Almost nine months. That’s how long the state of Illinois has been operating without a budget. For many agencies that serve the most vulnerable people, it’s meant months and months without critical state payments.
That’s put young homeless mothers like 22-year-old Caprice Williams who live at a transitional housing facility in Chicago in limbo. She works at a Walgreens and takes care of her 7-month-old daughter Mariyonna.
Williams and her daughter’s studio apartment is at Harmony Village near 76th Street and Vincennes.
The women can stay only for two years. The $690 rent is subsidized. Women like Williams who have a job pay 30 percent of their income. Williams has been here for about a year already. It’s given her a chance to save and plan for an independent future.
“More than likely I’ll be in school, still working my job at Walgreens. I don’t see myself leaving there anytime soon,” she said. “And I’ll be able to afford an apartment. I see myself on my feet in about a year.”
Williams ended up at Harmony Village after her relationship with her mother turned sour. For a while she lived in her car. When she was five months pregnant, she was walking with the father of her child when he was shot and paralyzed. He’s not living with Williams, but they keep in touch. After all that chaos, she’s gotten some stability.
“Just the fact that we have our own place. You know we have a key. We can come in and close the door if we don’t want to be bothered and stuff. It’s just great,” she said.
The non-profit Unity Parenting and Counseling runs this home. Anne Holcomb with Unity says Harmony Village gets a mix of federal and state money --at least it has a contract with the state--a 5-year contract. But the facility hasn’t received any state money since July.

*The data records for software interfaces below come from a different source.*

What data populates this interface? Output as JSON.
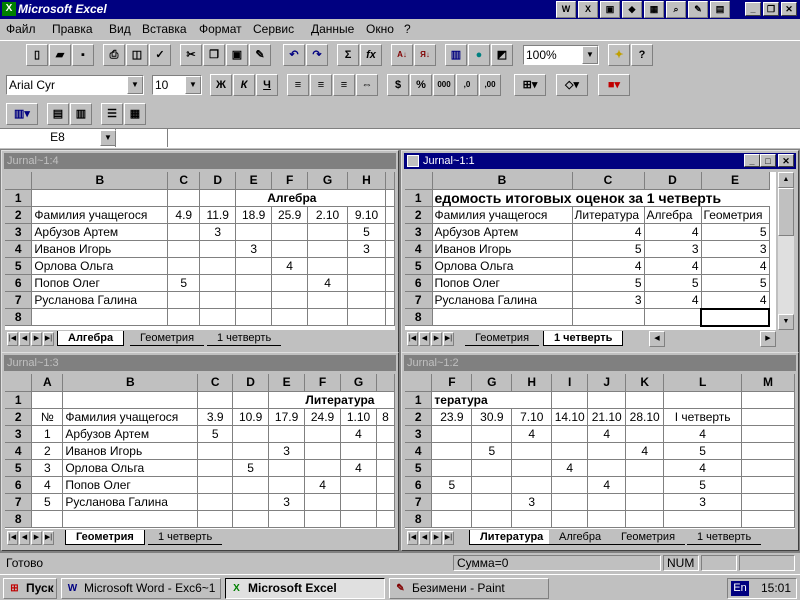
{
  "app": {
    "title": "Microsoft Excel"
  },
  "menu": [
    "Файл",
    "Правка",
    "Вид",
    "Вставка",
    "Формат",
    "Сервис",
    "Данные",
    "Окно",
    "?"
  ],
  "toolbar": {
    "zoom": "100%",
    "font": "Arial Cyr",
    "size": "10",
    "bold": "Ж",
    "italic": "К",
    "underline": "Ч"
  },
  "namebox": "E8",
  "windows": {
    "w4": {
      "title": "Jurnal~1:4",
      "cols": [
        "",
        "B",
        "C",
        "D",
        "E",
        "F",
        "G",
        "H"
      ],
      "rows": [
        {
          "n": "1",
          "cells": [
            "",
            "",
            "",
            "",
            "Алгебра",
            "",
            ""
          ]
        },
        {
          "n": "2",
          "cells": [
            "Фамилия учащегося",
            "4.9",
            "11.9",
            "18.9",
            "25.9",
            "2.10",
            "9.10"
          ]
        },
        {
          "n": "3",
          "cells": [
            "Арбузов Артем",
            "",
            "3",
            "",
            "",
            "",
            "5"
          ]
        },
        {
          "n": "4",
          "cells": [
            "Иванов Игорь",
            "",
            "",
            "3",
            "",
            "",
            "3"
          ]
        },
        {
          "n": "5",
          "cells": [
            "Орлова Ольга",
            "",
            "",
            "",
            "4",
            "",
            ""
          ]
        },
        {
          "n": "6",
          "cells": [
            "Попов Олег",
            "5",
            "",
            "",
            "",
            "4",
            ""
          ]
        },
        {
          "n": "7",
          "cells": [
            "Русланова Галина",
            "",
            "",
            "",
            "",
            "",
            ""
          ]
        },
        {
          "n": "8",
          "cells": [
            "",
            "",
            "",
            "",
            "",
            "",
            ""
          ]
        }
      ],
      "tabs": [
        "Алгебра",
        "Геометрия",
        "1 четверть"
      ]
    },
    "w1": {
      "title": "Jurnal~1:1",
      "cols": [
        "",
        "B",
        "C",
        "D",
        "E"
      ],
      "heading": "едомость итоговых оценок за 1 четверть",
      "rows": [
        {
          "n": "2",
          "cells": [
            "Фамилия учащегося",
            "Литература",
            "Алгебра",
            "Геометрия"
          ]
        },
        {
          "n": "3",
          "cells": [
            "Арбузов Артем",
            "4",
            "4",
            "5"
          ]
        },
        {
          "n": "4",
          "cells": [
            "Иванов Игорь",
            "5",
            "3",
            "3"
          ]
        },
        {
          "n": "5",
          "cells": [
            "Орлова Ольга",
            "4",
            "4",
            "4"
          ]
        },
        {
          "n": "6",
          "cells": [
            "Попов Олег",
            "5",
            "5",
            "5"
          ]
        },
        {
          "n": "7",
          "cells": [
            "Русланова Галина",
            "3",
            "4",
            "4"
          ]
        },
        {
          "n": "8",
          "cells": [
            "",
            "",
            "",
            ""
          ]
        }
      ],
      "tabs": [
        "Геометрия",
        "1 четверть"
      ]
    },
    "w3": {
      "title": "Jurnal~1:3",
      "cols": [
        "",
        "A",
        "B",
        "C",
        "D",
        "E",
        "F",
        "G",
        ""
      ],
      "rows": [
        {
          "n": "1",
          "cells": [
            "",
            "",
            "",
            "",
            "",
            "Литература",
            "",
            ""
          ]
        },
        {
          "n": "2",
          "cells": [
            "№",
            "Фамилия учащегося",
            "3.9",
            "10.9",
            "17.9",
            "24.9",
            "1.10",
            "8"
          ]
        },
        {
          "n": "3",
          "cells": [
            "1",
            "Арбузов Артем",
            "5",
            "",
            "",
            "",
            "4",
            ""
          ]
        },
        {
          "n": "4",
          "cells": [
            "2",
            "Иванов Игорь",
            "",
            "",
            "3",
            "",
            "",
            ""
          ]
        },
        {
          "n": "5",
          "cells": [
            "3",
            "Орлова Ольга",
            "",
            "5",
            "",
            "",
            "4",
            ""
          ]
        },
        {
          "n": "6",
          "cells": [
            "4",
            "Попов Олег",
            "",
            "",
            "",
            "4",
            "",
            ""
          ]
        },
        {
          "n": "7",
          "cells": [
            "5",
            "Русланова Галина",
            "",
            "",
            "3",
            "",
            "",
            ""
          ]
        },
        {
          "n": "8",
          "cells": [
            "",
            "",
            "",
            "",
            "",
            "",
            "",
            ""
          ]
        }
      ],
      "tabs": [
        "Геометрия",
        "1 четверть"
      ]
    },
    "w2": {
      "title": "Jurnal~1:2",
      "cols": [
        "",
        "F",
        "G",
        "H",
        "I",
        "J",
        "K",
        "L",
        "M"
      ],
      "rows": [
        {
          "n": "1",
          "cells": [
            "тература",
            "",
            "",
            "",
            "",
            "",
            "",
            ""
          ]
        },
        {
          "n": "2",
          "cells": [
            "23.9",
            "30.9",
            "7.10",
            "14.10",
            "21.10",
            "28.10",
            "I четверть",
            ""
          ]
        },
        {
          "n": "3",
          "cells": [
            "",
            "",
            "4",
            "",
            "4",
            "",
            "4",
            ""
          ]
        },
        {
          "n": "4",
          "cells": [
            "",
            "5",
            "",
            "",
            "",
            "4",
            "5",
            ""
          ]
        },
        {
          "n": "5",
          "cells": [
            "",
            "",
            "",
            "4",
            "",
            "",
            "4",
            ""
          ]
        },
        {
          "n": "6",
          "cells": [
            "5",
            "",
            "",
            "",
            "4",
            "",
            "5",
            ""
          ]
        },
        {
          "n": "7",
          "cells": [
            "",
            "",
            "3",
            "",
            "",
            "",
            "3",
            ""
          ]
        },
        {
          "n": "8",
          "cells": [
            "",
            "",
            "",
            "",
            "",
            "",
            "",
            ""
          ]
        }
      ],
      "tabs": [
        "Литература",
        "Алгебра",
        "Геометрия",
        "1 четверть"
      ]
    }
  },
  "status": {
    "ready": "Готово",
    "sum": "Сумма=0",
    "num": "NUM"
  },
  "taskbar": {
    "start": "Пуск",
    "tasks": [
      "Microsoft Word - Exc6~1",
      "Microsoft Excel",
      "Безимени - Paint"
    ],
    "lang": "En",
    "clock": "15:01"
  }
}
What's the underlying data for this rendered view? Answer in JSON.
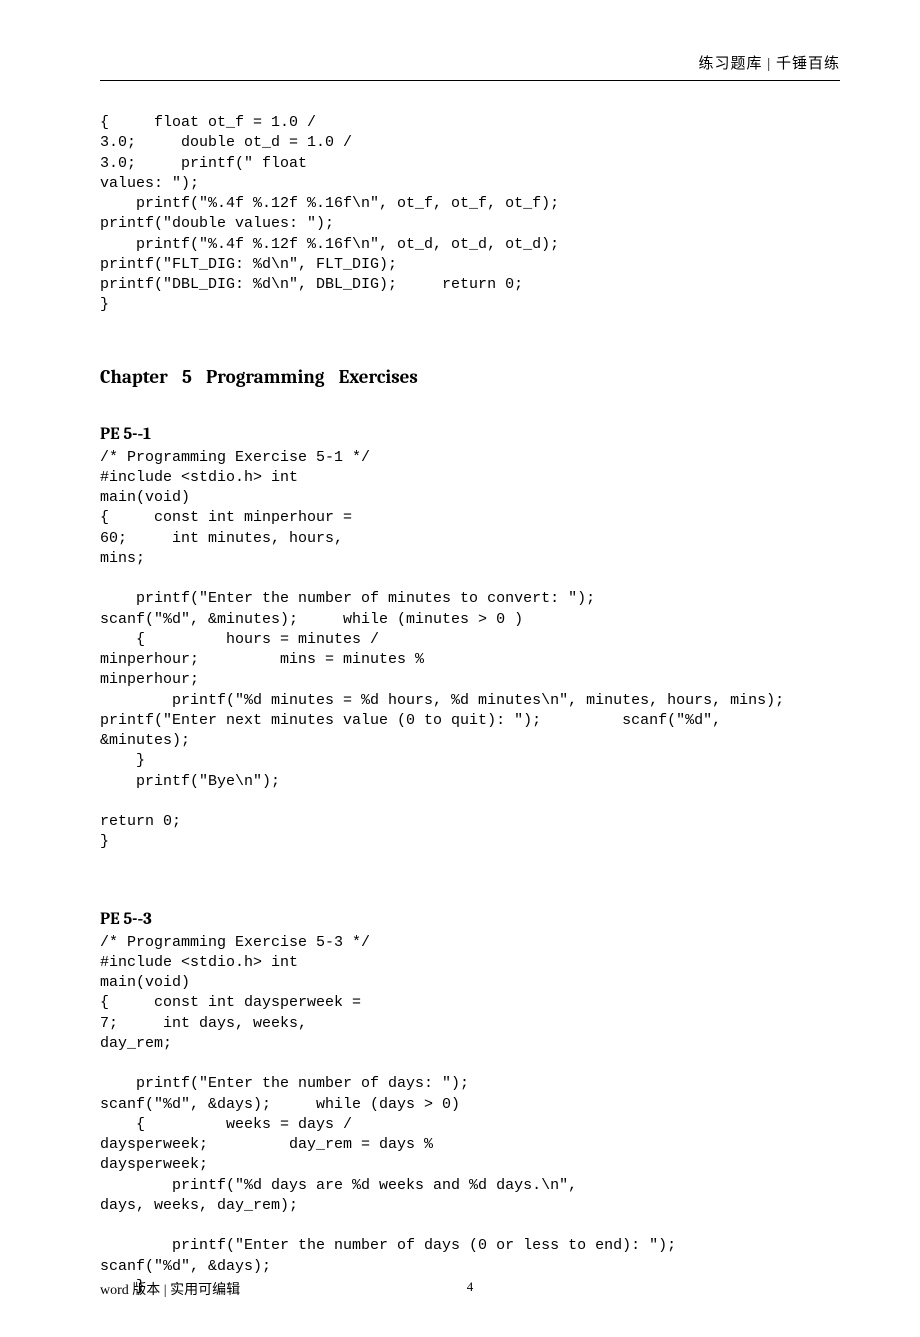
{
  "header": {
    "right": "练习题库  |  千锤百练"
  },
  "code_top": "{     float ot_f = 1.0 /\n3.0;     double ot_d = 1.0 /\n3.0;     printf(\" float\nvalues: \");\n    printf(\"%.4f %.12f %.16f\\n\", ot_f, ot_f, ot_f);\nprintf(\"double values: \");\n    printf(\"%.4f %.12f %.16f\\n\", ot_d, ot_d, ot_d);\nprintf(\"FLT_DIG: %d\\n\", FLT_DIG);\nprintf(\"DBL_DIG: %d\\n\", DBL_DIG);     return 0;\n}",
  "chapter": "Chapter  5   Programming   Exercises",
  "pe1": {
    "title": "PE   5-­‐1",
    "code": "/* Programming Exercise 5-1 */\n#include <stdio.h> int\nmain(void)\n{     const int minperhour =\n60;     int minutes, hours,\nmins;\n\n    printf(\"Enter the number of minutes to convert: \");\nscanf(\"%d\", &minutes);     while (minutes > 0 )\n    {         hours = minutes /\nminperhour;         mins = minutes %\nminperhour;\n        printf(\"%d minutes = %d hours, %d minutes\\n\", minutes, hours, mins);\nprintf(\"Enter next minutes value (0 to quit): \");         scanf(\"%d\",\n&minutes);\n    }\n    printf(\"Bye\\n\");\n\nreturn 0;\n}"
  },
  "pe3": {
    "title": "PE   5-­‐3",
    "code": "/* Programming Exercise 5-3 */\n#include <stdio.h> int\nmain(void)\n{     const int daysperweek =\n7;     int days, weeks,\nday_rem;\n\n    printf(\"Enter the number of days: \");\nscanf(\"%d\", &days);     while (days > 0)\n    {         weeks = days /\ndaysperweek;         day_rem = days %\ndaysperweek;\n        printf(\"%d days are %d weeks and %d days.\\n\",\ndays, weeks, day_rem);\n\n        printf(\"Enter the number of days (0 or less to end): \");\nscanf(\"%d\", &days);\n    }"
  },
  "footer": {
    "left": "word 版本  |  实用可编辑",
    "page": "4"
  }
}
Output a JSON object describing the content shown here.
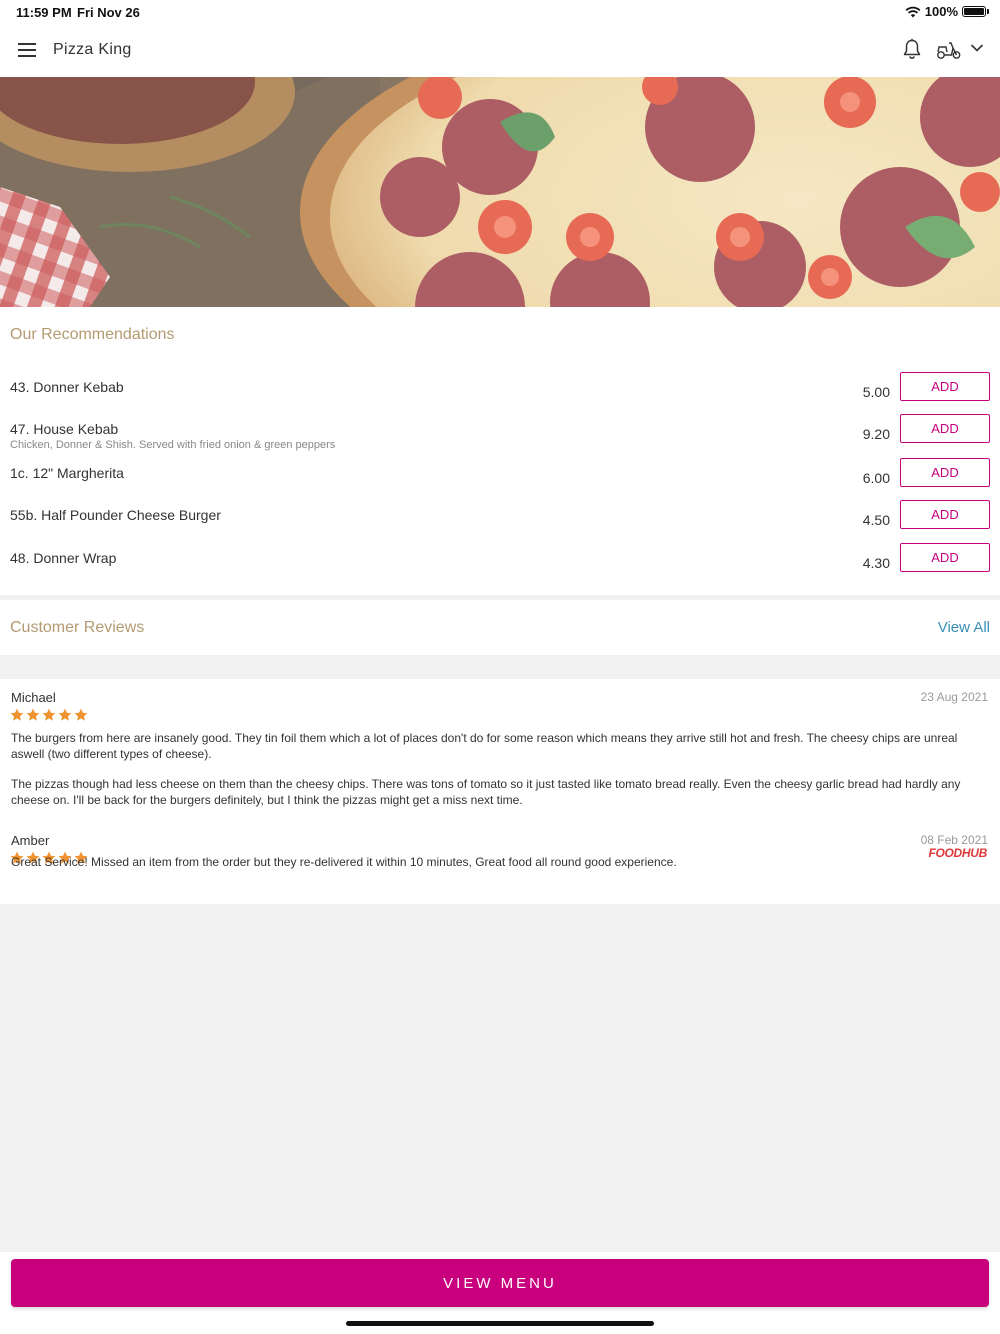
{
  "status_bar": {
    "time": "11:59 PM",
    "date": "Fri Nov 26",
    "battery": "100%"
  },
  "header": {
    "title": "Pizza King",
    "icons": [
      "menu-icon",
      "bell-icon",
      "scooter-icon",
      "chevron-down-icon"
    ]
  },
  "recommendations": {
    "title": "Our Recommendations",
    "add_label": "ADD",
    "items": [
      {
        "name": "43. Donner Kebab",
        "description": "",
        "price": "5.00"
      },
      {
        "name": "47. House Kebab",
        "description": "Chicken, Donner & Shish. Served with fried onion & green peppers",
        "price": "9.20"
      },
      {
        "name": "1c. 12\" Margherita",
        "description": "",
        "price": "6.00"
      },
      {
        "name": "55b. Half Pounder Cheese Burger",
        "description": "",
        "price": "4.50"
      },
      {
        "name": "48. Donner Wrap",
        "description": "",
        "price": "4.30"
      }
    ]
  },
  "reviews": {
    "title": "Customer Reviews",
    "view_all": "View All",
    "items": [
      {
        "name": "Michael",
        "date": "23 Aug 2021",
        "rating": 5,
        "source": "",
        "paragraphs": [
          "The burgers from here are insanely good. They tin foil them which a lot of places don't do for some reason which means they arrive still hot and fresh. The cheesy chips are unreal aswell (two different types of cheese).",
          "The pizzas though had less cheese on them than the cheesy chips. There was tons of tomato so it just tasted like tomato bread really. Even the cheesy garlic bread had hardly any cheese on. I'll be back for the burgers definitely, but I think the pizzas might get a miss next time."
        ]
      },
      {
        "name": "Amber",
        "date": "08 Feb 2021",
        "rating": 5,
        "source": "FOODHUB",
        "paragraphs": [
          "Great Service! Missed an item from the order but they re-delivered it within 10 minutes, Great food all round good experience."
        ]
      }
    ]
  },
  "footer": {
    "view_menu": "VIEW MENU"
  },
  "colors": {
    "accent": "#c8007e",
    "section_title": "#b49a72",
    "link": "#3a8fb7",
    "star": "#f0922e",
    "foodhub": "#e0383a"
  }
}
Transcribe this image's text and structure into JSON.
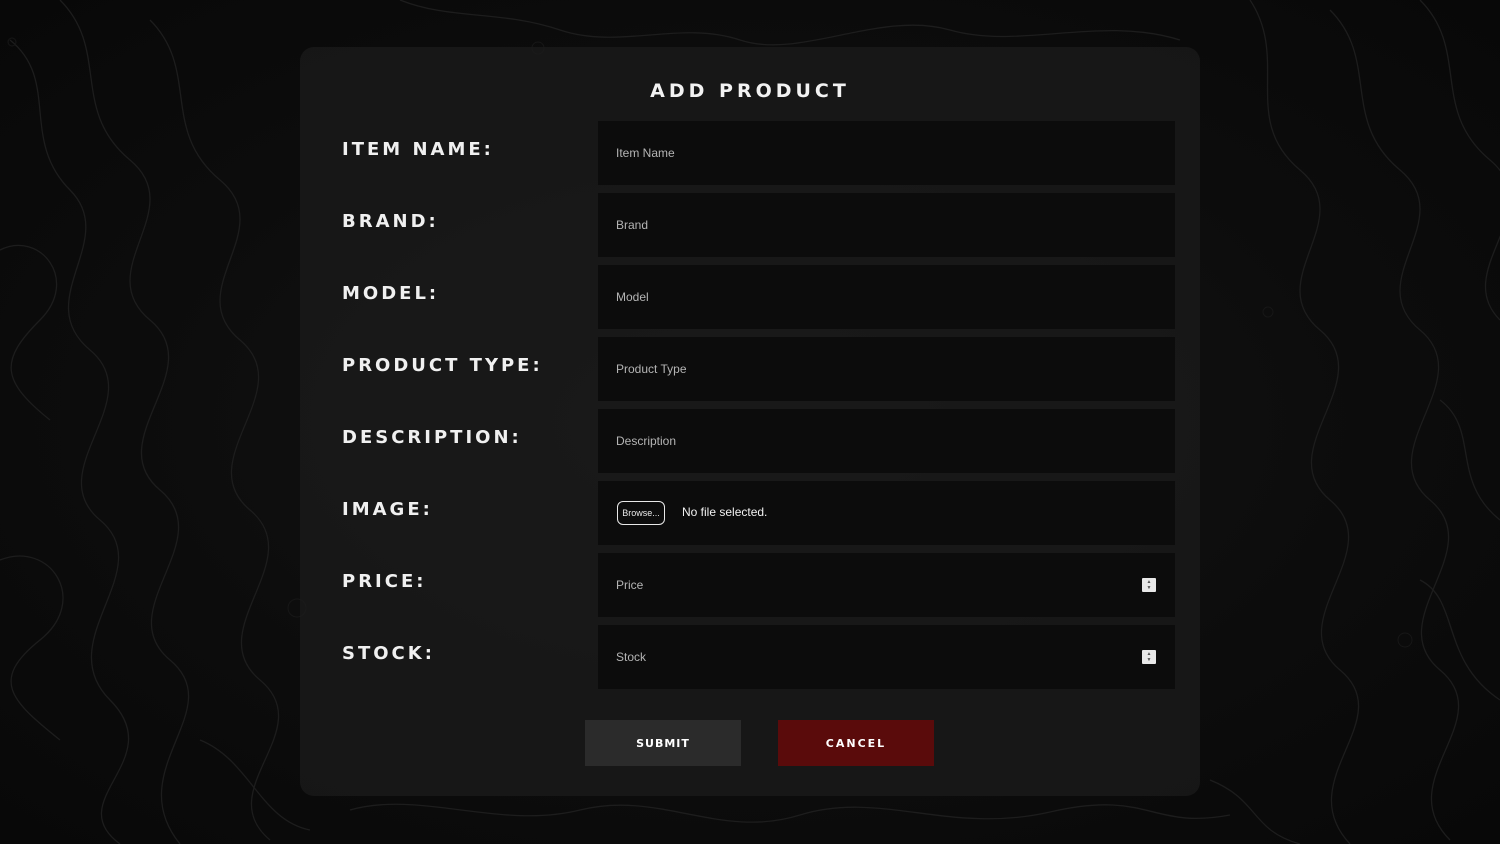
{
  "form": {
    "title": "ADD PRODUCT",
    "fields": [
      {
        "label": "ITEM NAME:",
        "placeholder": "Item Name",
        "type": "text"
      },
      {
        "label": "BRAND:",
        "placeholder": "Brand",
        "type": "text"
      },
      {
        "label": "MODEL:",
        "placeholder": "Model",
        "type": "text"
      },
      {
        "label": "PRODUCT TYPE:",
        "placeholder": "Product Type",
        "type": "text"
      },
      {
        "label": "DESCRIPTION:",
        "placeholder": "Description",
        "type": "text"
      },
      {
        "label": "IMAGE:",
        "type": "file",
        "browse_label": "Browse...",
        "file_status": "No file selected."
      },
      {
        "label": "PRICE:",
        "placeholder": "Price",
        "type": "number"
      },
      {
        "label": "STOCK:",
        "placeholder": "Stock",
        "type": "number"
      }
    ],
    "submit_label": "SUBMIT",
    "cancel_label": "CANCEL"
  },
  "colors": {
    "background": "#0b0b0b",
    "panel": "#1c1c1c",
    "field": "#0c0c0c",
    "submit": "#2b2b2b",
    "cancel": "#5a0b0b"
  },
  "icons": {
    "spinner": "up-down-spinner-icon"
  }
}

And there’s no guarantee that private donations can fill all the holes, especially when other homeless programs are in the same situation.
“There is no other program that can absorb these young women with their children. They would literally be on the street. They’d be choosing to live in unsafe situations,” Holcomb said.
To head that off, Holcomb says the organization has already made cuts - downsizing office space, furlough days for staff. Still, she was bracing for the program to be evicted from its building by the end of April. Now donations and small grants have put that off until June.
Holcomb says eviction means 28 adults and 32 children would be without not just an apartment, but counseling, job connections and parenting programs. Holcomb was homeless when she was young, and she says she’s seen the consequences first hand.
“You wait ten years, and they’re either going to be dead or they’re going to be so damaged, they’re going to be service dependent the rest of their life,” she said.
The burden of that, she says, falls directly on taxpayers.
Caprice Williams thought if people in power knew what was going on, they would want to help. So back in February, Williams and other young people who are homeless decided to go talk with Governor Bruce Rauner. They told the governor about their lives, and asked him to approve legislation to release money for programs for homeless people--even without a state budget. Williams says it was emotionally exhausting, and the governor even offered her a hug. But days later, she says, Rauner’s office told them the money would have to wait for the larger budget discussion.
“I put it out there, I did. And it got crushed. It’s like he told us, I think about it, just to get us out of his face,” she said.
Williams looks down at her daughter. She says she’s happy Marriyona doesn’t know the situation they’re in.
“I was just crying earlier because I was feeling overwhelmed and I was just crying, and I look down and she’s smiling at me because I’m crying and I just started laughing. She’s just my joy,” she said.
In preparation for eviction, Williams has signed up for public housing in another state, where she may not have a job.
We're collecting the stories of some of the people Caught in the Middle of Illinois' budget impasse. The state hasn't had a budget since July 1, 2015. There are everyday people whose lives are changing as a result. Find more of their stories here.